Acid Reflux Symptoms

The LES (lower esophageal sphincter) is a muscle-like valve at your stomach’s entrance. When food goes through the LES, it shuts, but suppose it fails to close completely or opens too many times. In that case, it allows the acid that your stomach produces to find its way into the esophagus. This can cause a burning sensation in the lower chest region known as acid reflux or heartburn.

Foods That Can Help Manage the Symptoms of Acid Reflux

Certain foods can help manage the symptoms of acid reflux, combined with lifestyle adjustments or medication if the condition is particularly severe. Food is the most natural method of acid reflux treatment and symptoms management. Here are some ideal foods:


Ginger is a natural heartburn treatment and one of the most appropriate digestive aids due to its medicinal and anti-inflammatory properties. Its alkaline nature soothes digestive tract irritations and eases other gastrointestinal issues. Any time you feel heartburn accumulating, try drinking ginger tea. You can also add sliced or grated ginger root to a smoothie or other recipe to alleviate the symptoms.


Oatmeal can help prevent symptoms of acid reflux, as well as other foods high in fiber. Oatmeal is a whole grain, an impressive fiber source, and a favorite snack for many. A fiber-rich diet has been associated with reduced chances of acid reflux occurrence. Whole-grain rice and whole-grain bread are other sources of high-fiber.

Not only does fiber encourage bowel wellbeing, but it also decreases constipation and helps you feel satisfied long after you’ve eaten. Naturally, you are unlikely to overeat when you’re feeling satisfied. This reduces the possibility of regurgitation from your stomach into your esophagus. When taking oatmeal, use low-fat milk like almond milk or any other high alkaline milk.

Green Vegetables

High alkaline foods are good for acid reflux as they are suitable for the digestive system. They will also reduce the production of stomach acid as they are naturally low in sugar and fat. If you already love green vegetables, then it won’t be a struggle to take more of them. Foods like kales, spinach, brussels sprouts, broccoli, cucumbers, green beans, and asparagus are highly alkaline and calm acid reflux.

Milk & Yoghurt

Whole milk is ideal if it contains the full amount of fat – 2% fat, alongside non-fat and skim milk. The fat in milk may exacerbate acid reflux. Still, low-fat milk can be used as a quick aid for acidic reflux and relieve heartburn symptoms as it protects the stomach lining from acid.

Low-fat yogurt soothes the stomach to keep you comfortable. It contains probiotics, a form of healthy bacteria found in the digestive tract that can stimulate the immune system and increase digestion. Yogurt also increases the ability to digest food efficiently because it is a healthy protein source. Add a little ginger to your yogurt to make it more effective.

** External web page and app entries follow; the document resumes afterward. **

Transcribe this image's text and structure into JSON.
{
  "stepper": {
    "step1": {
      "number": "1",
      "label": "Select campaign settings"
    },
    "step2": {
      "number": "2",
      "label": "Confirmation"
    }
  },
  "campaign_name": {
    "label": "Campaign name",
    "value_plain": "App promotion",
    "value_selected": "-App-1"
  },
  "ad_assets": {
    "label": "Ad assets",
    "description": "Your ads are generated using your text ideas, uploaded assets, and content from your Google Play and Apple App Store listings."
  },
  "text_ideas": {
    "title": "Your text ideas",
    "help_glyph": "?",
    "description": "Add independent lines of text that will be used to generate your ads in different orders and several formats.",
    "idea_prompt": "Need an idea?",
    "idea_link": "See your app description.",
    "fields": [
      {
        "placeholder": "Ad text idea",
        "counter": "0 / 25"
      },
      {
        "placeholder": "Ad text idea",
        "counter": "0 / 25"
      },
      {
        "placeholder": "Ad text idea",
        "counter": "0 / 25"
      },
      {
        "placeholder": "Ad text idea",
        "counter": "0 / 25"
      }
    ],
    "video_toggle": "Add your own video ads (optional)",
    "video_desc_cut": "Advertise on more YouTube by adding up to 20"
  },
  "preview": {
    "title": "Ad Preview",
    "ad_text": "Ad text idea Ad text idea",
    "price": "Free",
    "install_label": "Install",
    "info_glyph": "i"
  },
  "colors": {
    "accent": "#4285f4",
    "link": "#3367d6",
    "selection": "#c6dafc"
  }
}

Non-Citrus Fruits

Although studies have found that people with a higher fruit intake have a lower risk of acid reflux, it’s safer to make sure you eat only non-citrus fruit, like apples, pears, bananas, and melons. These have less possibility of triggering acid reflux symptoms than other, more acidic fruits. Bananas are low in acid; hence, they coat the esophageal lining when irritated, thus working as a natural acid reflux treatment. Bananas are also high in fiber content, which helps the digestive system operate at optimal performance, thus eliminating indigestion.

When food remains in the digestive tract, it continues to generate acid, which will then cause acidic reflux. However, pectin, a soluble fiber found in bananas, assists in pushing the food in the stomach through the digestive tract. Another good source is melon. Several acidic medications contain magnesium, a natural element found in melons.

Lean Meat

Lean meat is low in fat and helps to minimize acid reflux symptoms. Meats such as fish, seafood, turkey, and chicken are examples of lean meat. The most appropriate preparation methods are baking, grilling, poaching, or baking to eliminate the addition of cooking fats.